I made this shoulder plane a couple of years ago because I was too cheap to purchase a lee valley shoulder plane as an experiment. I ended up making a set of different sizes, partly due to the thrill of rapid learning when you step out of your area of expertise. Although it looks complex, it is only marginally more difficult than making a knife, since a plane is basically a jigged knife. According to Salamon’s Dictionary of Woodworking Tools, shoulder planes appeared in the 19th century, and were only made of metal. “Their purpose is to clean rebates, shoulders of tenons, etc. across the grain.”
This one is made up of a rosewood core, brass sides and a dovetailed steel sole and has a three quarter inch cutting width. The blade is advanced by tapping on it’s end, which is hidden under the handle in this image, and released by tapping on the back of the plane.

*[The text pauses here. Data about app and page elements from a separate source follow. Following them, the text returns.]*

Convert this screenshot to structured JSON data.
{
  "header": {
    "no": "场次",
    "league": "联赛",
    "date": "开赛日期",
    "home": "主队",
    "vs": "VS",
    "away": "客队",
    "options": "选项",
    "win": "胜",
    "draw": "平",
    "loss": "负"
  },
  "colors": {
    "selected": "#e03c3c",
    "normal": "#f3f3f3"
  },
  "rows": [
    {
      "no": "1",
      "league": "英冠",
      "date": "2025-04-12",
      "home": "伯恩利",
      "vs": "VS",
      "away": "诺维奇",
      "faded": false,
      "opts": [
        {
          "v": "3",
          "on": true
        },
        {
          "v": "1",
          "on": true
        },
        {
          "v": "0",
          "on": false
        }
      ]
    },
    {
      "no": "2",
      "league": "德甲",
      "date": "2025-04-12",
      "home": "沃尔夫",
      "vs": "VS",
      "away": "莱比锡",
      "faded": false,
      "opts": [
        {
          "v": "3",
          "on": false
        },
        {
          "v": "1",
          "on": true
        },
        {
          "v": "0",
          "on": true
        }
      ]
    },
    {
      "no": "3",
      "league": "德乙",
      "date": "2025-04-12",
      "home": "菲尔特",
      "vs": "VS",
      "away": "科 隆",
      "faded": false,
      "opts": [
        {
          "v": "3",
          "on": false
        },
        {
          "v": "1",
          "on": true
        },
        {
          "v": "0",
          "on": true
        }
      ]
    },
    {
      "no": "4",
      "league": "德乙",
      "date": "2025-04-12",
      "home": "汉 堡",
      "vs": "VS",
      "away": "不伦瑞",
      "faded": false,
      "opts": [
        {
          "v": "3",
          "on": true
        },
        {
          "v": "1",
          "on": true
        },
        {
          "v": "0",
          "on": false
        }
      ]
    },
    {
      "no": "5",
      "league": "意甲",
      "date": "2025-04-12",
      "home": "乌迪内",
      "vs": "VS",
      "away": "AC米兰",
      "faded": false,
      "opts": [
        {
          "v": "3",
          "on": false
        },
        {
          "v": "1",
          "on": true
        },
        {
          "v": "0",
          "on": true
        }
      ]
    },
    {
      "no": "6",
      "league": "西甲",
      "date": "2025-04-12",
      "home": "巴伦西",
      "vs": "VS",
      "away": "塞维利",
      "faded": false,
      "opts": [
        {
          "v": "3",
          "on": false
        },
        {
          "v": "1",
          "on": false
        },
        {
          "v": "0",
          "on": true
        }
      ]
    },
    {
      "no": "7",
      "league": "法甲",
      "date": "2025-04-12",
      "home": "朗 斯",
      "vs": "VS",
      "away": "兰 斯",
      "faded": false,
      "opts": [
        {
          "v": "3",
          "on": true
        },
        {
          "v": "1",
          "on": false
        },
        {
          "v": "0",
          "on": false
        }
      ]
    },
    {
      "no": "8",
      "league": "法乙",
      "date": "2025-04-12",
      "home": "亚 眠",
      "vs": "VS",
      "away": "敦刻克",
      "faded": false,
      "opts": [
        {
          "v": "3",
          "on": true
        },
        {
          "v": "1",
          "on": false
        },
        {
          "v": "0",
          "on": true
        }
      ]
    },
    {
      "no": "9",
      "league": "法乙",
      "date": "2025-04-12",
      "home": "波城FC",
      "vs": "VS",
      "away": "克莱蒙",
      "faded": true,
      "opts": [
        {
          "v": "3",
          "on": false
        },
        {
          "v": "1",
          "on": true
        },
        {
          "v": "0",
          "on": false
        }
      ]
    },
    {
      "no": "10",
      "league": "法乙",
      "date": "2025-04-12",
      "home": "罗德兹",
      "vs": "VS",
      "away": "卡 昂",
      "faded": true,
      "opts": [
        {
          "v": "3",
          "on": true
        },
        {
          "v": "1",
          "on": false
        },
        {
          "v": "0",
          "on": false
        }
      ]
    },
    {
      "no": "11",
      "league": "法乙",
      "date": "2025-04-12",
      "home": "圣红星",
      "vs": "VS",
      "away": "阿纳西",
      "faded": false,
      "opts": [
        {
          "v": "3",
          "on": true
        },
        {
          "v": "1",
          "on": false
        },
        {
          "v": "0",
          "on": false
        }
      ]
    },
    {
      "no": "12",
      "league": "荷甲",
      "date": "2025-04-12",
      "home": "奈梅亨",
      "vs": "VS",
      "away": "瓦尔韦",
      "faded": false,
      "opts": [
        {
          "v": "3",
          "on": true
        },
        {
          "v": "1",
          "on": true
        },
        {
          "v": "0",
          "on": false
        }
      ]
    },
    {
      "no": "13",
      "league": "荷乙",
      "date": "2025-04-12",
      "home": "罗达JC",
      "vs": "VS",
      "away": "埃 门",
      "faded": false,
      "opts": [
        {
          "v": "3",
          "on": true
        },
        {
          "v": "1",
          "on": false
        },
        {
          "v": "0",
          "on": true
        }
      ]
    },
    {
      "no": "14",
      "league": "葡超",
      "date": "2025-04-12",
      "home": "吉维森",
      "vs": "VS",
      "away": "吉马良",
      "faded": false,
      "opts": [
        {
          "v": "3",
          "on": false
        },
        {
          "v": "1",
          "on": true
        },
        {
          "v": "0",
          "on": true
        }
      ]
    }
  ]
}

I made this only using hand tools- hacksaw, files, jeweler’s saw, tap and a drill. The sides were tapped then threaded with 8/32 stainless steel rod. I find metal dovetails almost easier to make than wood ones- the angle of the dovetail is 60 degrees, which is the same as a three sided file. If you leave the pins and tails slightly proud, they can be hammered slightly to fill small gaps. Since the bed of the plane can be easily filed, the fine tuning can take place after the sides are assembled. I was trying to give it a streamlined Deco look, and it works great.